*** Opening of Given records ***

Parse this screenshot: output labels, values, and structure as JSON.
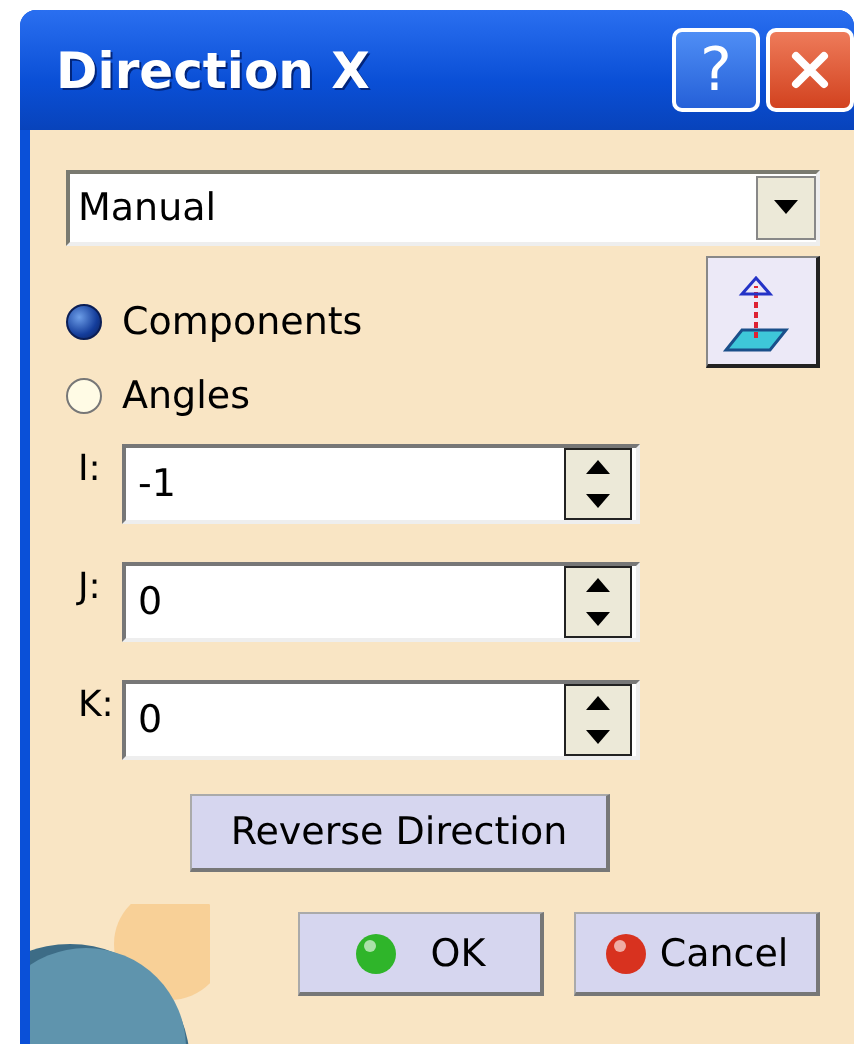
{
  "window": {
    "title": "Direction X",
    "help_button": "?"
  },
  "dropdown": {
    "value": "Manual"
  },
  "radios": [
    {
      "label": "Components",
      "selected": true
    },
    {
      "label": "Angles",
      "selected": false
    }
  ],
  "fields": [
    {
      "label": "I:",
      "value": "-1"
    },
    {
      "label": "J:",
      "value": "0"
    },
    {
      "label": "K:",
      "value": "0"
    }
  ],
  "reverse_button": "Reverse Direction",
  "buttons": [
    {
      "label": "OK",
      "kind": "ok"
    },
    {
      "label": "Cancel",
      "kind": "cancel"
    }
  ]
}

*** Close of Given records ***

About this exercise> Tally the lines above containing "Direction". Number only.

Written solution> 2